His white hair lay under his post man’s hat
In days before push trolleys eased their load
And high vis jackets proclaimed their presence
on dark winter mornings he walked the unlit streets
in silent solitude before dawn.
His life was spent in two uniforms
Of Institutions that defined him,
That shaped his life.
The first Initially worn with pride;
The second finally worn to shield.
The first took away any semblance of the young farm lad
Who, in courage or foolhardiness, signed up to fight at fifteen
Then bravely ran to face the enemy at Ypres
His Black Watch turned to black shadow
Hauntingly shrinking his capacity to cope
He ran from a world no longer understood
To the safety of home and family
Who never asked
Who always accepted
Their changed brother.
I never knew the innocent youth left lost somewhere in the muds of France
I only knew the older, odder, man next door, my uncle John
Who never married; who never had children.
But as we played
his potting shed my second home,
his garden pots my mud pie castle makers
I saw my joy reflected in his eyes
and on his face a momentary smile of carefree happiness.
Only later did I understand the cause of his quietness,
His shell shocked search for stillness and seclusion
And how it must have been so very hard for him each year
at the noisy crowded Post Office Christmas party
as we walked hand in hand to see Santa Claus.
As a child I simply saw his love
the fun we had unwrapping presents
I did not see the chaos clanking in his mind
his rising anxiety amidst those festive hordes

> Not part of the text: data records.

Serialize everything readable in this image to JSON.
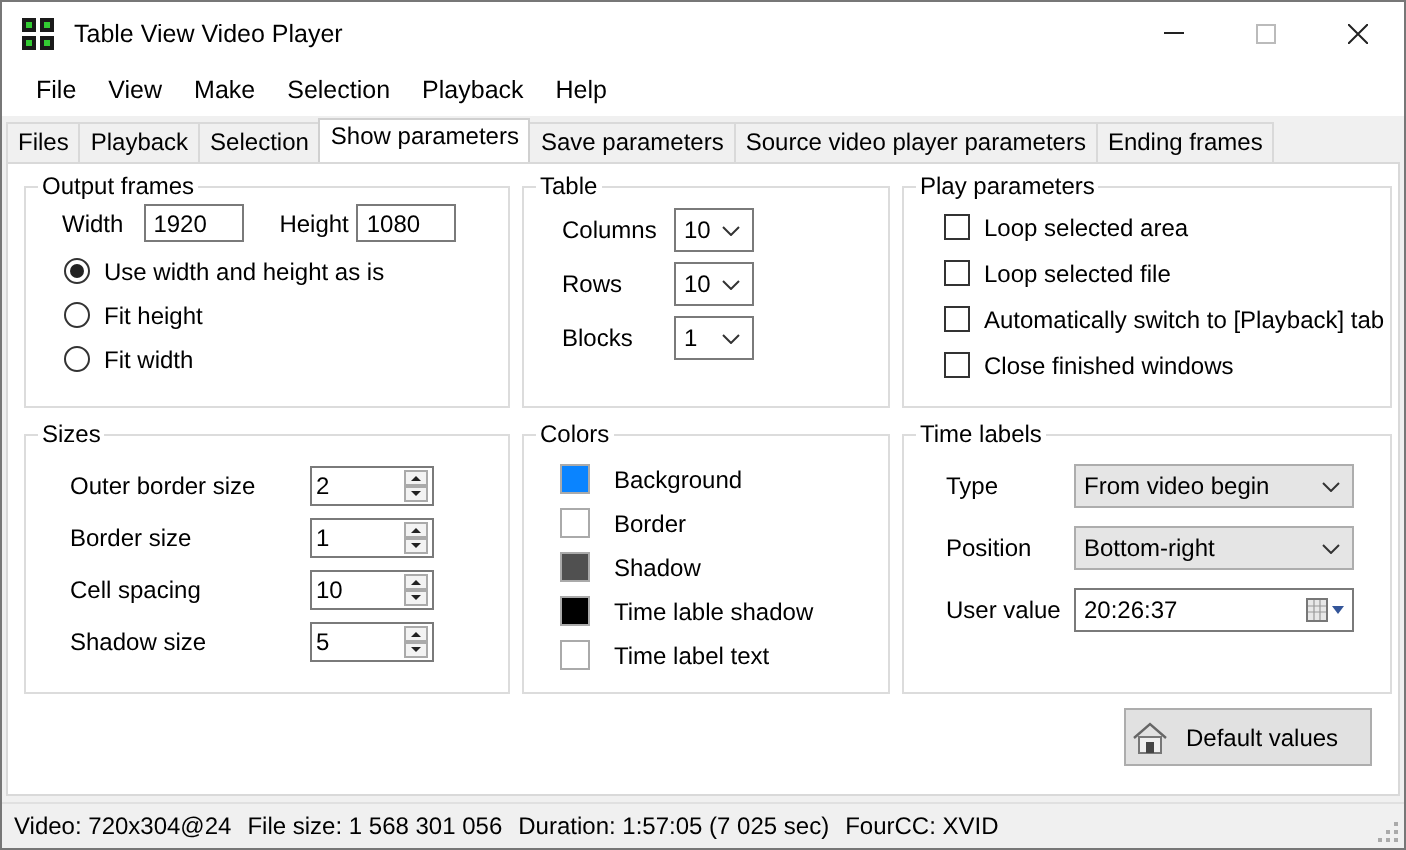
{
  "window": {
    "title": "Table View Video Player"
  },
  "menu": [
    "File",
    "View",
    "Make",
    "Selection",
    "Playback",
    "Help"
  ],
  "tabs": [
    {
      "label": "Files",
      "selected": false
    },
    {
      "label": "Playback",
      "selected": false
    },
    {
      "label": "Selection",
      "selected": false
    },
    {
      "label": "Show parameters",
      "selected": true
    },
    {
      "label": "Save parameters",
      "selected": false
    },
    {
      "label": "Source video player parameters",
      "selected": false
    },
    {
      "label": "Ending frames",
      "selected": false
    }
  ],
  "output_frames": {
    "title": "Output frames",
    "width_label": "Width",
    "width_value": "1920",
    "height_label": "Height",
    "height_value": "1080",
    "radios": [
      {
        "label": "Use width and height as is",
        "selected": true
      },
      {
        "label": "Fit height",
        "selected": false
      },
      {
        "label": "Fit width",
        "selected": false
      }
    ]
  },
  "table": {
    "title": "Table",
    "fields": [
      {
        "label": "Columns",
        "value": "10"
      },
      {
        "label": "Rows",
        "value": "10"
      },
      {
        "label": "Blocks",
        "value": "1"
      }
    ]
  },
  "play_parameters": {
    "title": "Play parameters",
    "checkboxes": [
      {
        "label": "Loop selected area",
        "checked": false
      },
      {
        "label": "Loop selected file",
        "checked": false
      },
      {
        "label": "Automatically switch to [Playback] tab",
        "checked": false
      },
      {
        "label": "Close finished windows",
        "checked": false
      }
    ]
  },
  "sizes": {
    "title": "Sizes",
    "fields": [
      {
        "label": "Outer border size",
        "value": "2"
      },
      {
        "label": "Border size",
        "value": "1"
      },
      {
        "label": "Cell spacing",
        "value": "10"
      },
      {
        "label": "Shadow size",
        "value": "5"
      }
    ]
  },
  "colors": {
    "title": "Colors",
    "items": [
      {
        "label": "Background",
        "color": "#0a84ff"
      },
      {
        "label": "Border",
        "color": "#ffffff"
      },
      {
        "label": "Shadow",
        "color": "#505050"
      },
      {
        "label": "Time lable shadow",
        "color": "#000000"
      },
      {
        "label": "Time label text",
        "color": "#ffffff"
      }
    ]
  },
  "time_labels": {
    "title": "Time labels",
    "fields": [
      {
        "kind": "dropdown",
        "label": "Type",
        "value": "From video begin"
      },
      {
        "kind": "dropdown",
        "label": "Position",
        "value": "Bottom-right"
      },
      {
        "kind": "time",
        "label": "User value",
        "value": "20:26:37"
      }
    ]
  },
  "default_button": {
    "label": "Default values"
  },
  "status_bar": [
    "Video: 720x304@24",
    "File size: 1 568 301 056",
    "Duration: 1:57:05 (7 025 sec)",
    "FourCC: XVID"
  ]
}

and the struggles he endured to balance his daemons for my sake
Each Season of Peace and Love.
© Sheila Ash 16th December 2017